*Input for this task*:
______

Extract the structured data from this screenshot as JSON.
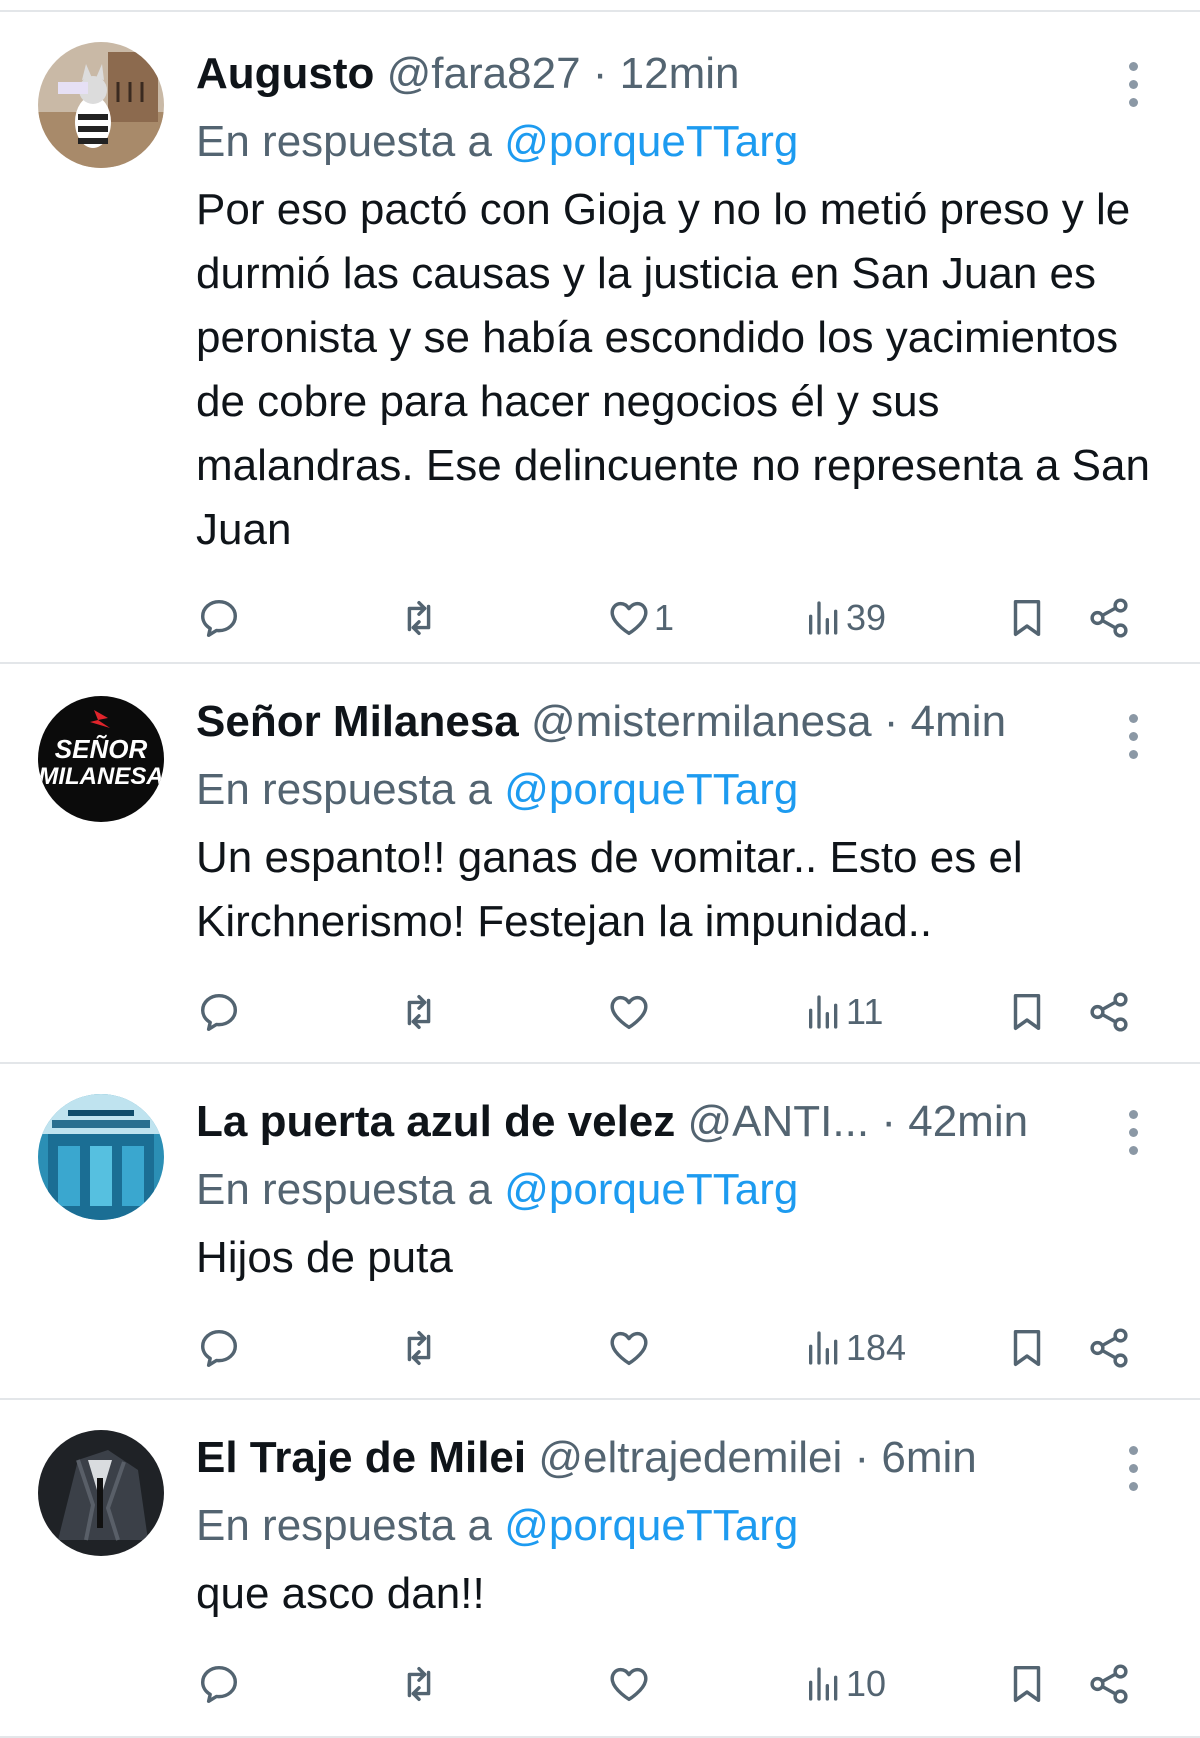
{
  "tweets": [
    {
      "name": "Augusto",
      "handle": "@fara827",
      "separator": "·",
      "time": "12min",
      "reply_prefix": "En respuesta a",
      "reply_to": "@porqueTTarg",
      "text": "Por eso pactó con Gioja y no lo metió preso y le durmió las causas y la justicia en San Juan es peronista y se había escondido los yacimientos de cobre para hacer negocios él y sus malandras. Ese delincuente no representa a San Juan",
      "likes": "1",
      "views": "39"
    },
    {
      "name": "Señor Milanesa",
      "handle": "@mistermilanesa",
      "separator": "·",
      "time": "4min",
      "reply_prefix": "En respuesta a",
      "reply_to": "@porqueTTarg",
      "text": "Un espanto!! ganas de vomitar.. Esto es el Kirchnerismo! Festejan la impunidad..",
      "likes": "",
      "views": "11",
      "avatar_text_top": "SEÑOR",
      "avatar_text_bottom": "MILANESA"
    },
    {
      "name": "La puerta azul de velez",
      "handle": "@ANTI...",
      "separator": "·",
      "time": "42min",
      "reply_prefix": "En respuesta a",
      "reply_to": "@porqueTTarg",
      "text": "Hijos de puta",
      "likes": "",
      "views": "184"
    },
    {
      "name": "El Traje de Milei",
      "handle": "@eltrajedemilei",
      "separator": "·",
      "time": "6min",
      "reply_prefix": "En respuesta a",
      "reply_to": "@porqueTTarg",
      "text": "que asco dan!!",
      "likes": "",
      "views": "10"
    }
  ],
  "icons": {
    "reply": "reply-icon",
    "retweet": "retweet-icon",
    "like": "heart-icon",
    "views": "views-icon",
    "bookmark": "bookmark-icon",
    "share": "share-icon",
    "more": "more-icon"
  },
  "colors": {
    "text": "#0f1419",
    "secondary": "#536471",
    "mention": "#1d9bf0",
    "divider": "#e3e6e9"
  }
}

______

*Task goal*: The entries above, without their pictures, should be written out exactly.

*Finished task*:
Extract the structured data from this screenshot as JSON.
{
  "tweets": [
    {
      "name": "Augusto",
      "handle": "@fara827",
      "separator": "·",
      "time": "12min",
      "reply_prefix": "En respuesta a",
      "reply_to": "@porqueTTarg",
      "text": "Por eso pactó con Gioja y no lo metió preso y le durmió las causas y la justicia en San Juan es peronista y se había escondido los yacimientos de cobre para hacer negocios él y sus malandras. Ese delincuente no representa a San Juan",
      "likes": "1",
      "views": "39"
    },
    {
      "name": "Señor Milanesa",
      "handle": "@mistermilanesa",
      "separator": "·",
      "time": "4min",
      "reply_prefix": "En respuesta a",
      "reply_to": "@porqueTTarg",
      "text": "Un espanto!! ganas de vomitar.. Esto es el Kirchnerismo! Festejan la impunidad..",
      "likes": "",
      "views": "11",
      "avatar_text_top": "SEÑOR",
      "avatar_text_bottom": "MILANESA"
    },
    {
      "name": "La puerta azul de velez",
      "handle": "@ANTI...",
      "separator": "·",
      "time": "42min",
      "reply_prefix": "En respuesta a",
      "reply_to": "@porqueTTarg",
      "text": "Hijos de puta",
      "likes": "",
      "views": "184"
    },
    {
      "name": "El Traje de Milei",
      "handle": "@eltrajedemilei",
      "separator": "·",
      "time": "6min",
      "reply_prefix": "En respuesta a",
      "reply_to": "@porqueTTarg",
      "text": "que asco dan!!",
      "likes": "",
      "views": "10"
    }
  ],
  "icons": {
    "reply": "reply-icon",
    "retweet": "retweet-icon",
    "like": "heart-icon",
    "views": "views-icon",
    "bookmark": "bookmark-icon",
    "share": "share-icon",
    "more": "more-icon"
  },
  "colors": {
    "text": "#0f1419",
    "secondary": "#536471",
    "mention": "#1d9bf0",
    "divider": "#e3e6e9"
  }
}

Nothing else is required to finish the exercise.